So people actually engage with us, right? Because at the end of the day, the compliance teams are really trying to be a partner versus a lot of times they’re seen as, hey, we’re coming to slap your wrists. But yeah, other times, they’re definitely kind of insane, right? I mean, there’s times where we’ll come in, and a Chief Compliance Officer or Hey, cartoons and whimsical, let’s make it fun. And then we’ll bring that to somebody else. And they’ll go, No, that would not go well here. You know, people would not appreciate that.

John Corcoran 27:32

How we do things. Oh, yeah.

Dan Longhouse 27:34

So, it’s very customized to the company, to your audience. And then a lot of times, you know, what style does that Chief Compliance Officer have? And how are they building that culture of compliance? And you sort of pull it all together? And like a larger branded rollout program?

John Corcoran 27:52

Yeah. And of course, like many companies today, I imagine AI is going to have an impact on the E Learning world. Are you keeping your eye on that? And what are your thoughts on the impact that’s going to have?

Dan Longhouse 28:02

Absolutely, yeah, I mean, our core, we’re content creators, right. So AI is definitely going to have an impact. So yeah, we’re already got some folks using it. We built out some custom GP tees to try those out. And even bringing automation into the picture. I feel like that’s a really big area where tying those two together, there’s a lot of potential. So yeah, it’s going to be big, it’s going to be a big opportunity in the learning space. And we’re already trying to try to use it and what we did and coming up with ideas, right? It’s all about creative ideas. That’s a great way to know, to get more ideas outside idea generation is definitely a big one.

John Corcoran 28:35

Yeah, for sure. Yeah. Dan, this has been great. I’m gonna wrap up by asking my gratitude question. I’m a big fan of expressing gratitude, especially to those who’ve helped you along the way in your journey. So, any other entrepreneurs, any other peers, any other contemporaries that you would want to shout out? And thank you for helping you in your journey?

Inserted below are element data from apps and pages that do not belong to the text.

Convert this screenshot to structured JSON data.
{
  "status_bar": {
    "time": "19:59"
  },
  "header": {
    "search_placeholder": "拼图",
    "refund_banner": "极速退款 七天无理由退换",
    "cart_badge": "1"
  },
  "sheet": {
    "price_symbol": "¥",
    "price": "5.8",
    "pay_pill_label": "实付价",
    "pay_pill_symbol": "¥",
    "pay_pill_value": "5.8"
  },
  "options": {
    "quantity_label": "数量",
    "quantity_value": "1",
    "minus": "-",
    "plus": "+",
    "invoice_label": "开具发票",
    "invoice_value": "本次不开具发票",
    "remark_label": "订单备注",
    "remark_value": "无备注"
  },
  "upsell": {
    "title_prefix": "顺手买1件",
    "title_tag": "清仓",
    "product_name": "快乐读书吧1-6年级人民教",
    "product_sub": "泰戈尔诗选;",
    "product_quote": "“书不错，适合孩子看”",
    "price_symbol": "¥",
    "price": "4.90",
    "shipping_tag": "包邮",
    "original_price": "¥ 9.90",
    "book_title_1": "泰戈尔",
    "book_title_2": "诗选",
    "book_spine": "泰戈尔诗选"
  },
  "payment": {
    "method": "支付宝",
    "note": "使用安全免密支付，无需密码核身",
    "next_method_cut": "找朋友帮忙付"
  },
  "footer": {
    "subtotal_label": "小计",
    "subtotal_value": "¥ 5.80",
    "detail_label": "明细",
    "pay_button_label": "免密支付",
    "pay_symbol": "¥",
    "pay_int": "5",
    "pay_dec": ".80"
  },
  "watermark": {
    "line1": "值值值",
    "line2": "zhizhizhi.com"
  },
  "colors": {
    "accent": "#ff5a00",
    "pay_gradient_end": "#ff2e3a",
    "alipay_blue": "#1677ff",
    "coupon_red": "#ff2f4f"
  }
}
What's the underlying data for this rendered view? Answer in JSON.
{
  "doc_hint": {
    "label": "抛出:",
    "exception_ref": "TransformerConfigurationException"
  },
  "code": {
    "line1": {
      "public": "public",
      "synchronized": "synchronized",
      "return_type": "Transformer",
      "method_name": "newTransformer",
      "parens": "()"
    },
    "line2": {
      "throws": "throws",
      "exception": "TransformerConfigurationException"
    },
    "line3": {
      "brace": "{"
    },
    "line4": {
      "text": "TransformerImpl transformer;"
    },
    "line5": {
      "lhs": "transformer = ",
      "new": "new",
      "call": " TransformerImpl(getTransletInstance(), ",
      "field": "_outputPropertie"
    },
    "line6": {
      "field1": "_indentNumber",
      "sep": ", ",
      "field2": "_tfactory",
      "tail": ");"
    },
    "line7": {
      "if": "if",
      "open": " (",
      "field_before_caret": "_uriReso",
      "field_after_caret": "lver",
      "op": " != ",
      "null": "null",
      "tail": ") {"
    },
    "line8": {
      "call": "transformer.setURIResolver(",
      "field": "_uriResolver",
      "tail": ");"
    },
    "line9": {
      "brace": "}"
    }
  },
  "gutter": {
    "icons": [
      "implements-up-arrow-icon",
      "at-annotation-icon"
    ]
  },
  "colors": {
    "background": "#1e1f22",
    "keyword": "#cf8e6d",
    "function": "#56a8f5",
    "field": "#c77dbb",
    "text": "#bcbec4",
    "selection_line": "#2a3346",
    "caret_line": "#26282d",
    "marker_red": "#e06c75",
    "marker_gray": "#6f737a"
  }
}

Dan Longhouse 28:58

Yeah, I think with EO I mean, the mentors there. I’m part of the EO Mentor Program. And I’ve had two mentors so far. And the two of them have just been incredible, right? I mean, they’re so busy at large organizations, C suite folks, and they’re willing to take the time to sit down with me and, and help me brainstorm and grow an organization. So I would say that your mentor program for sure, is a big one.

John Corcoran 29:23

Great. All right, Dan, where can people go to learn more about you and LHT?

Dan Longhouse 29:29

Yeah, LinkedIn is a great one. And then our website lhtlearning.com. would be the other spot. Yeah. Feel free to reach out if questions or

John Corcoran 29:36

connect with folks. And thanks so much.

Dan Longhouse 29:39

I appreciate it, John.

Chad Franzen 29:44

Thanks for listening to the Smart Business Revolution Podcast. We’ll see you again next time and be sure to click Subscribe to get future episodes.